C. FHA Over the last two years, the Federal Housing Administration (FHA) has seen its market share across the country skyrocket. Currently FHA accounts for over 30 percent of the mortgage market. Many in Congress view this as government intrusion into the mortgage market. Much like the GSE debate on what the government’s role in housing finance should be, there is expected to be strong support to pass legislation that will roll back FHA’s market share. This may be done by reducing its loan limits, increasing the FHA downpayment minimum or other possibilities.
D. Short Sales Short sales continue to be a large share of the California housing market. While efforts have been made to make the short sale transaction easier, many of our members continue to have difficulty with this type of transaction. The biggest hurdles to successful short sale transactions continue to be different requirements from lender to lender, length of time for the short sale process, lack of transparency and poor escalation mechanisms for troubled transactions.
E. Energy & Climate Change As Congress looks at the issues of energy conservation and climate change, one of the items that will be discussed is the carbon footprint of homes and commercial buildings. Last session the House passed a number of bills that would impact real estate including incentives for property owners to make energy efficient upgrades to their properties. There were also attempts to create labels for existing properties; efforts that were successfully beaten back by REALTORS®.
F. Affordable and Available Property Insurance On September 30, 2010, the President signed a one year extension of the National Flood Insurance Program (NFIP). For some time now Congress has been approving a series of short-term extensions of the NFIP while discussions continue over comprehensive reforms to improve the program's actuarial and financial foundations. Without the NFIP, property owners in federally designated areas across nearly 20,000 communities nationwide could not obtain a mortgage or flood insurance to protect their properties. Following a series of disasters the program has become insolvent and has required federal funding to continue to issue policies. Reform of this program will have to eventually be done to ensure the program can function on its own.
G. Private Transfer Fees The Federal Housing Finance Agency (FHFA) has issued a proposed guideline stating “the Enterprises (Fannie Mae and Freddie Mac) should not purchase or invest in mortgages encumbered by private transfer fee covenants or securities backed by private transfer fee revenue, as such investments would be unsafe and unsound practices and contrary to the public missions of the Enterprises and the Banks.” Both C.A.R. and NAR have asked for this prohibition on private transfer fees (PTF) and are supportive of the proposed guideline’s intent.

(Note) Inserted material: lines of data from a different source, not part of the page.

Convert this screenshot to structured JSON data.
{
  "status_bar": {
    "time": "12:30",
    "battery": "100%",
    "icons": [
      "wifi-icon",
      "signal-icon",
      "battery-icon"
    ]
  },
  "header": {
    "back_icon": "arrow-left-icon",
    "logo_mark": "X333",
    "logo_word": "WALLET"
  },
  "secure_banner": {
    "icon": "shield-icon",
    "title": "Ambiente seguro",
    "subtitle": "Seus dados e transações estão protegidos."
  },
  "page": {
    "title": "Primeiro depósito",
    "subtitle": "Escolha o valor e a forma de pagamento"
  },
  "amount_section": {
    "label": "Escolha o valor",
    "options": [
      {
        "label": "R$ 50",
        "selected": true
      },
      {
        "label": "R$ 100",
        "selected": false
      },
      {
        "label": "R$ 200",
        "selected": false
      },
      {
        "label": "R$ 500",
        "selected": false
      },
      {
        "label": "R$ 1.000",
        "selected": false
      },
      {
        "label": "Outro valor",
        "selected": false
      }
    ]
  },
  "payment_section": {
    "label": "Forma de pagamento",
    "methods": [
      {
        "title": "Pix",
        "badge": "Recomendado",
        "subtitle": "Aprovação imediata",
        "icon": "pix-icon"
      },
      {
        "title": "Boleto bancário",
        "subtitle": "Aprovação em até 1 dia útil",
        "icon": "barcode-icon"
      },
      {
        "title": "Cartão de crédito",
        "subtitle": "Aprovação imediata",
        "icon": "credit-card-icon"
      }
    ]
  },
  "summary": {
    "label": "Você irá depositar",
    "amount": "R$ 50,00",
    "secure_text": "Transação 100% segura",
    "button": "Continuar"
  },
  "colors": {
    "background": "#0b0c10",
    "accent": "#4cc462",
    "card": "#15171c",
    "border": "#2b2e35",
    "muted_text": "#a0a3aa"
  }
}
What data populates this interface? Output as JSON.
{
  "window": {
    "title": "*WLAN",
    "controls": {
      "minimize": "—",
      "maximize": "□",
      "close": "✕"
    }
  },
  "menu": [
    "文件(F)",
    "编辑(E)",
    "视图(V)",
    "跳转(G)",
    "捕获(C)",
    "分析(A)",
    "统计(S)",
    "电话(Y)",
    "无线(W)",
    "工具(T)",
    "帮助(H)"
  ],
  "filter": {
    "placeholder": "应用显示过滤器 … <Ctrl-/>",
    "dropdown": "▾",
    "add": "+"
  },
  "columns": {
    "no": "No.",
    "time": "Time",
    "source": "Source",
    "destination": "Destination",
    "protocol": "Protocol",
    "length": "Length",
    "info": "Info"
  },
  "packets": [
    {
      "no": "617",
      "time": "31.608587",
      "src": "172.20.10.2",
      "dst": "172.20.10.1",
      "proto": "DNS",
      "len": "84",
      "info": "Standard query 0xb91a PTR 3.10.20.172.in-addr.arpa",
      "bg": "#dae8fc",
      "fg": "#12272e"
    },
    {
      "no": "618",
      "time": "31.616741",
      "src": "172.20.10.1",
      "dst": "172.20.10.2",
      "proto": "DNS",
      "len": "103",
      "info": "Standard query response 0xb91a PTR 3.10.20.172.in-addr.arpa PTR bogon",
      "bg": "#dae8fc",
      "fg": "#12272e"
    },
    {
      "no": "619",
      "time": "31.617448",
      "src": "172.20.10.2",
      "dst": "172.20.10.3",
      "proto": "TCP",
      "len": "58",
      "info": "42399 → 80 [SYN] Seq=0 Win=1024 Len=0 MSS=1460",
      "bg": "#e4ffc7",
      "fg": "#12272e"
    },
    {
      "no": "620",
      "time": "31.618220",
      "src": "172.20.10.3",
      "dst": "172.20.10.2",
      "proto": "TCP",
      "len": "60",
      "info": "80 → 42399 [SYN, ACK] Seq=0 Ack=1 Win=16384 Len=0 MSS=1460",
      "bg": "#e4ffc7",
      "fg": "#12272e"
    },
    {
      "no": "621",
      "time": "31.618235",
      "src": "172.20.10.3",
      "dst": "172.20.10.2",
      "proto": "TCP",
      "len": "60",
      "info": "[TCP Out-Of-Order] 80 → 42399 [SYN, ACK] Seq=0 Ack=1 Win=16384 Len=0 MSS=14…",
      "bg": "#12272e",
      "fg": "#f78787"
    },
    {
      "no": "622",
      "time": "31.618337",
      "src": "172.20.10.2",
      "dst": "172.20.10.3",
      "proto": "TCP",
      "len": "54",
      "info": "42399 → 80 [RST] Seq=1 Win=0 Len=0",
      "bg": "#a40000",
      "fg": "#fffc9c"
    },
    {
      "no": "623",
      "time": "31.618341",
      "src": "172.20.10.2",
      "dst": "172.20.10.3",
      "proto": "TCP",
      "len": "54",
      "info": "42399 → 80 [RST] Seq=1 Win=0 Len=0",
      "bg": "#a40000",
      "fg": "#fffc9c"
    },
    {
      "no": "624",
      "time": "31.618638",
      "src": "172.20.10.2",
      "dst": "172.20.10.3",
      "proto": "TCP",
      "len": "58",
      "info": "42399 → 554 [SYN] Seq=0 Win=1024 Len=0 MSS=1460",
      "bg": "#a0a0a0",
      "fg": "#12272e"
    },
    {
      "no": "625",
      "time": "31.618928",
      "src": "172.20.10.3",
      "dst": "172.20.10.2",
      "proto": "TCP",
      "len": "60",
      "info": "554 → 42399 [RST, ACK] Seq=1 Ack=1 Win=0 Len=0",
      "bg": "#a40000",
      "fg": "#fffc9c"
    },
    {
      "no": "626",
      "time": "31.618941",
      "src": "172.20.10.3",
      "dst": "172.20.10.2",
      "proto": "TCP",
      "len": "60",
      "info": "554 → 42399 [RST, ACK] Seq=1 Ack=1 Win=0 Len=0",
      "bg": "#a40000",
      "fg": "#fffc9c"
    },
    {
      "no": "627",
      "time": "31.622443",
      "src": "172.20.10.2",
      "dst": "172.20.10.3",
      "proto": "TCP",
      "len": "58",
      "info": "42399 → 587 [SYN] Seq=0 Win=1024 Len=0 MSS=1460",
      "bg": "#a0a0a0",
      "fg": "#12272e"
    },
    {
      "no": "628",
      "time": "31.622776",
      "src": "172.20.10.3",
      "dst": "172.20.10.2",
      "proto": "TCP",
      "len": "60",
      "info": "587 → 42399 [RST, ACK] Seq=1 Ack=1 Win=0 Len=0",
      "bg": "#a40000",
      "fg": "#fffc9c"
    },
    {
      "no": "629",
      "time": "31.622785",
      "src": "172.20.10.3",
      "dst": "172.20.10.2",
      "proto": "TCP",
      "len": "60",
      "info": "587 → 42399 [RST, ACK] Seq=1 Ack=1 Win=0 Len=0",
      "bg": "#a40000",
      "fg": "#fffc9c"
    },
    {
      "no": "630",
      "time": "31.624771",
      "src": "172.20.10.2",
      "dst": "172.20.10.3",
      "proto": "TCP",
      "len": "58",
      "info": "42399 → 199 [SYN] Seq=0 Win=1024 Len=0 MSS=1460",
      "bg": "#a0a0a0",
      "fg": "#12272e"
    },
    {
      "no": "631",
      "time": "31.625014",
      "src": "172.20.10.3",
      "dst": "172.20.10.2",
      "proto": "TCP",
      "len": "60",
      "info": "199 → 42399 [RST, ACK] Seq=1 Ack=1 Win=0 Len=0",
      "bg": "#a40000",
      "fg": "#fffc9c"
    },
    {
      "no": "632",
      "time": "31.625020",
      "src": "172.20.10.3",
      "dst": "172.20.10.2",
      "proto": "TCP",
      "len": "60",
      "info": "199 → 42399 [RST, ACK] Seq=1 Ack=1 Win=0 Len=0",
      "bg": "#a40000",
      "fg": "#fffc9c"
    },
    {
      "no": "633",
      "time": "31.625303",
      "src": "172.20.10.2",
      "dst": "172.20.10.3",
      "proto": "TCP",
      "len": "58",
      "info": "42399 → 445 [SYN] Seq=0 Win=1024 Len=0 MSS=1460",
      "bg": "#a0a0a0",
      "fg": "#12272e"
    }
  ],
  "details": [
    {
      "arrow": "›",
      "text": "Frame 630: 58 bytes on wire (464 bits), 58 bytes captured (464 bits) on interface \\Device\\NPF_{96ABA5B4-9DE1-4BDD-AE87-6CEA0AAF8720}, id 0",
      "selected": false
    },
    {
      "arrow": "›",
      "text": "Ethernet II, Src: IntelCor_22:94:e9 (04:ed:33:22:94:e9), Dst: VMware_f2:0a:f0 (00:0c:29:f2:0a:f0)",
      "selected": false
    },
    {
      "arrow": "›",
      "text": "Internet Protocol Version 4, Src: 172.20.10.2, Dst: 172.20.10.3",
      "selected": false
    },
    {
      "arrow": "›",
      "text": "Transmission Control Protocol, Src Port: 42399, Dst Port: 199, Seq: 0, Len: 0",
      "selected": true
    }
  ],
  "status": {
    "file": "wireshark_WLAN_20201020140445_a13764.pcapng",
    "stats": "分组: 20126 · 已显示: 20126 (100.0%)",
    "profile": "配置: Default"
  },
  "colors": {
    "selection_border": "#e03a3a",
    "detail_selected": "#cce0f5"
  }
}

An area of question is the guideline’s failure to grandfather in existing PTFs. This may make properties with existing PTFs unmarketable to anyone who would otherwise utilize conventional financing. In the example of where a homebuilder placed a PTF on a property sold years ago there is little to no leverage to force the homebuilder to remove the PTF since they no longer own the property.
C.A.R. has submitted a comment letter stating our support for the proposed guideline, but asking that existing PTF be grandfathered in for the purpose of federal financing.
H. Commercial Mortgage Market Liquidity Capitol for commercial lending continues to be in short supply. While the federal government has stepped in to supply liquidity to over 90 percent of the home mortgage market, there was no equivalent for the commercial market which prohibited borrowers from refinancing when their balloon payments came due.
Earlier this year, positive signs were seen as investors quickly snapped up $4 billion in commercial mortgage bonds. As the government continues to hold Treasury rates at historic lows investors are beginning to see opportunity in putting their money, though limited, back into other investments with greater returns, such as commercial mortgages.